Job & Boss's accessories give ancient dyeing methods a modern twist.

The hands-on dyeing process means each indigo and leather bag, clutch, and scarf is one of a kind.

Brook Lane’s 2,400-square-foot home and studio was formerly an ambulance depot and a laundry facility for Union Pacific railroad.

Kirby McKenzie (left) and Brook Lane in front of samples from their upcoming collection, a collaboration with an artisan weaver in Oaxaca, Mexico

The pair bought these hand-painted skulls on a recent trip to Mexico city.

The cotton-canvas fabric is folded and wrapped around a pole before being indigo dyed.

“Every surface in my dye studio—and often my hands and face—gets covered in blue. Kirby’s sewing studio is strewn with scraps of indigo fabric.”

McKenzie sews the canvas to swaths of leather, much of it from the hide house in Napa.

Lane models a completed scarf.

Most new independent designers struggle for years to distinguish themselves from the pack. But Brook Lane and Kirby McKenzie’s debut line of natural indigo dyed bags and scarves was met with unexpectedly quick success. Though their label, Job & Boss, is just shy of a year old, it has already been snapped up by four Bay Area boutiques, including Gravel & Gold and Accident & Artifact. Still, despite growing demand, the cofounders emphasize craftsman ship, laboriously creating each item by hand from their home studios in West Oakland. The pair met through mutual friends last year; both are graduates of the California College of the Arts, where Lane majored in film and McKenzie studied textiles, fashion, and sculpture. They began experimenting with shi bori, an ancient Japanese resist-dyeing technique that can include folding, twisting, and clamping the fabric before immersing it in a dye bath. The inherently unpredictable process translates beautifully to each one-of-a-kind piece, revealing mutable patterns and wavering hues of blue. Lane is the dye master (a room devoted to the step is tinged with indigo), while McKenzie is a virtuoso on the sewing machine, incorporating locally sourced leather. Though the duo employs long-standing methods, the resulting totes, clutches, and scarves are infused with a contemporary sensibility. Their next project is a collection of handwoven textiles inspired by a recent trip to Oaxaca, Mexico.

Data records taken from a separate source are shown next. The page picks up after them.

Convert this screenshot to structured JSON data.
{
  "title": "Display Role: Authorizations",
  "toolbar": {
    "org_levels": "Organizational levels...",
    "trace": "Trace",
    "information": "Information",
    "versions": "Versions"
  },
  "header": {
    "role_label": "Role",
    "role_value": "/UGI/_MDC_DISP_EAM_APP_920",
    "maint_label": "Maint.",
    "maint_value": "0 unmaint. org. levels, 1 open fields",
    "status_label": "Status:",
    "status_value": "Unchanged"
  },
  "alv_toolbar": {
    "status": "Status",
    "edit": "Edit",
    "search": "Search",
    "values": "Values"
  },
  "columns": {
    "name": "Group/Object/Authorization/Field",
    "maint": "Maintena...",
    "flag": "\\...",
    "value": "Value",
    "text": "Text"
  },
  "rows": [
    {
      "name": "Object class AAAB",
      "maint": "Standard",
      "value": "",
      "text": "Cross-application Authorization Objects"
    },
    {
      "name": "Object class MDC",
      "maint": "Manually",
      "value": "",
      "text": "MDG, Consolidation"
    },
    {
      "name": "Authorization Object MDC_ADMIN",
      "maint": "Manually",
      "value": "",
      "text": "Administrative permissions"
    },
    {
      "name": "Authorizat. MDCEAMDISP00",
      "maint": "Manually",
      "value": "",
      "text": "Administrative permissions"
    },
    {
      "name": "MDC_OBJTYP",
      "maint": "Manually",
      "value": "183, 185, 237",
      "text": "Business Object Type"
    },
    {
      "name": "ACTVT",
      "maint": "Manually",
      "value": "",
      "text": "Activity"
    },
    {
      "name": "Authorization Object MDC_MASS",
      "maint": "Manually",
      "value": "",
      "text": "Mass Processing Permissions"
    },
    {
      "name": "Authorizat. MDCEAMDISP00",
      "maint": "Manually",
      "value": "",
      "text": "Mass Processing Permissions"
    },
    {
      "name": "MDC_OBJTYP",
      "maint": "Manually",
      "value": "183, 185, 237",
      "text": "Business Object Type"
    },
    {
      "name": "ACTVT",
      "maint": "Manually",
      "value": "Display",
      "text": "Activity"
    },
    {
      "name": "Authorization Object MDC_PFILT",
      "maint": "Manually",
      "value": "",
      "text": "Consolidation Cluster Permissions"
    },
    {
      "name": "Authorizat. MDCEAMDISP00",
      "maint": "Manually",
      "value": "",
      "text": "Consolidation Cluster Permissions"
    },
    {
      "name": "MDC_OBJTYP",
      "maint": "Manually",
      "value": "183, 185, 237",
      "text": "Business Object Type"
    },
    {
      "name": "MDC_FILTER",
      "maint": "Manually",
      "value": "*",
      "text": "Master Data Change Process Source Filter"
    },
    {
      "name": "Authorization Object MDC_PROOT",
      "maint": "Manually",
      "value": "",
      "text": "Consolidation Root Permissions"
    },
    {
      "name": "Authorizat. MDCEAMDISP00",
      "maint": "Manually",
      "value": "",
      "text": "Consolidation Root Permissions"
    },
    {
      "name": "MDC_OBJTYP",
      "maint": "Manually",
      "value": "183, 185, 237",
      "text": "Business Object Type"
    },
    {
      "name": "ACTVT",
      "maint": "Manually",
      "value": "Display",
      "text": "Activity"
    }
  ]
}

In The Make is an online arts journal featuring studio visits with artists and designers. This is the latest in a monthly series appearing exclusively in San Francisco.